Featured Image

Celebrating the 20th Anniversary of The Ballpark in Arlington

The following was authored by DMSAS Architect Jon Zubiller. Jon attended Carnegie-Mellon University where he received his Bachelor of Science in Civil & Environmental Engineering and Bachelor of Architecture. Jon joined the firm in 2001.  As we finally (hopefully) break away from this long-winter’s grip, our attention turns to the boys of summer, as they take … Continue reading

The Guggenheim Museum in New York City

What Makes a Building Modern? A Few Words on Architectural Language

The following was authored by DMSAS Architect Chris Teigen. Chris graduated Cum Laude from the University of Notre Dame where he received his Bachelor of Architecture. He has been with the firm since 2008. Architects often talk about architecture in what amounts to a unique language. This language is used to describe everything from historical … Continue reading

GC Capital

Craftsmanship: For the Love of Limestone

Limestone is found all over the world: as soft, yellow stone in southern England, creamy buff stone in southern France, a variety of interesting colors found in the Burgundy region, as well as numerous types in Portugal and Asia. It has been used as a building material for thousands of years: from the pyramids of … Continue reading

Buildings Worth Saving?

Is THAT Building Worth Saving? The Metrics of Preservation

The following post was authored by Principal Craig Williams, and states positions on a few current controversial issues. The positions are those of the author. Friends and followers of the firm know that our practice was founded 35 years ago when we worked in many of Washington’s historic districts doing townhouse renovations and additions, along … Continue reading

Nelsonville Sketch

Chance Discoveries in the GPS Age: Nelsonville, Ohio

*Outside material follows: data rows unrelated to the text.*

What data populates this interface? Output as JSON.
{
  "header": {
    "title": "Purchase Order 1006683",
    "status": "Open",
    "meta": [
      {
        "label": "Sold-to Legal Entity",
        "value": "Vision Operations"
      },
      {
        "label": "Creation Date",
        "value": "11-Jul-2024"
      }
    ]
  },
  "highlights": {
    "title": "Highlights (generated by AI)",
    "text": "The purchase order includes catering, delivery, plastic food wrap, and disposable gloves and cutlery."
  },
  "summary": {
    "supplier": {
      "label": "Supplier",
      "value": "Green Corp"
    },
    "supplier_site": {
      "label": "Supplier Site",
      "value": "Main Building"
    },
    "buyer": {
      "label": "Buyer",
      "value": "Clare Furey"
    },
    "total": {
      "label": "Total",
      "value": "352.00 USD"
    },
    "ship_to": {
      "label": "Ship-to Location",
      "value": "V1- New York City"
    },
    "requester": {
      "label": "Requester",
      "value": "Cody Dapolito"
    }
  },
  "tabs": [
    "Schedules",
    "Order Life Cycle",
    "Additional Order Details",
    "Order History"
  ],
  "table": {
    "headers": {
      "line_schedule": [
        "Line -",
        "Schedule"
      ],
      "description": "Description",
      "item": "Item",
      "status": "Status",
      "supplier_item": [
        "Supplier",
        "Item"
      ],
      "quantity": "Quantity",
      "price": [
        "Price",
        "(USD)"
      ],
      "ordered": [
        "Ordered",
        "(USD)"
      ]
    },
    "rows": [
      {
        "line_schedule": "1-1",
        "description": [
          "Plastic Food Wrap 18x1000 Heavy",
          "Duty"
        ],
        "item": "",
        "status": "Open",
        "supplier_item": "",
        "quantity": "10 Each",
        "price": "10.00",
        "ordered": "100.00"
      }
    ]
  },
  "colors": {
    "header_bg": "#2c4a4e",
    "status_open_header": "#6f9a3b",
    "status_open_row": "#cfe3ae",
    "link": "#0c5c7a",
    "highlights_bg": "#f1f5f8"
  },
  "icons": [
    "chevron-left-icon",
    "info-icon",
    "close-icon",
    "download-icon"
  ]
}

It happens that the state of Ohio has only one National Forest, and in the midst of that forest, nestled among the hills of the Hocking River Valley, is a small city called Nelsonville. It is seemingly unremarkable – it has a population of just over 5,000 and a technical college, but on a long … Continue reading

Lopud, Croatia July 2009

Places We Love, Part II

On this Valentine’s day, we finish our look at some of our staff’s favorite places on earth. These places represent the connections we make with the places we work and play; sometimes a brief encounter, sometimes a mainstay of everyday life. In case you missed Part I, you can check it our here. We hope … Continue reading

botanicgarden-washingtondc6

Places We Love, Part I

In honor of Valentine’s Day, we once again spoke with our staff about the buildings, spaces, and places they love the most. The subjects of our affection vary in form and function, but they all have some unique draw that earns our admiration. We hope you enjoy them as much as we do and we encourage … Continue reading

New Palace

Rebuilding The Past: The Controversial Case of Berlin’s Stadtschloss, Part II

This post is the second in a two-part series by DMSAS Intern Architect Julian Murphy. Before joining the firm full time last summer, Julian served as a DMSAS Travel Fellow from the University of Notre Dame. Julian graduated from Notre Dame with an BArch in May 2012. You can read Part I of the series here. The … Continue reading

SchlossBerlin

Rebuilding The Past: The Controversial Case of Berlin’s Stadtschloss, Part I

This post is the first in a two-part series by DMSAS Intern Architect Julian Murphy. Before joining the firm full time last summer, Julian served as a DMSAS Travel Fellow from the University of Notre Dame. Julian graduated from Notre Dame with an BArch in May 2012. As a part of my DMSAS travel fellowship, … Continue reading

  • www.dmsas.com

Follow

Get every new post delivered to your Inbox.

Join 741 other followers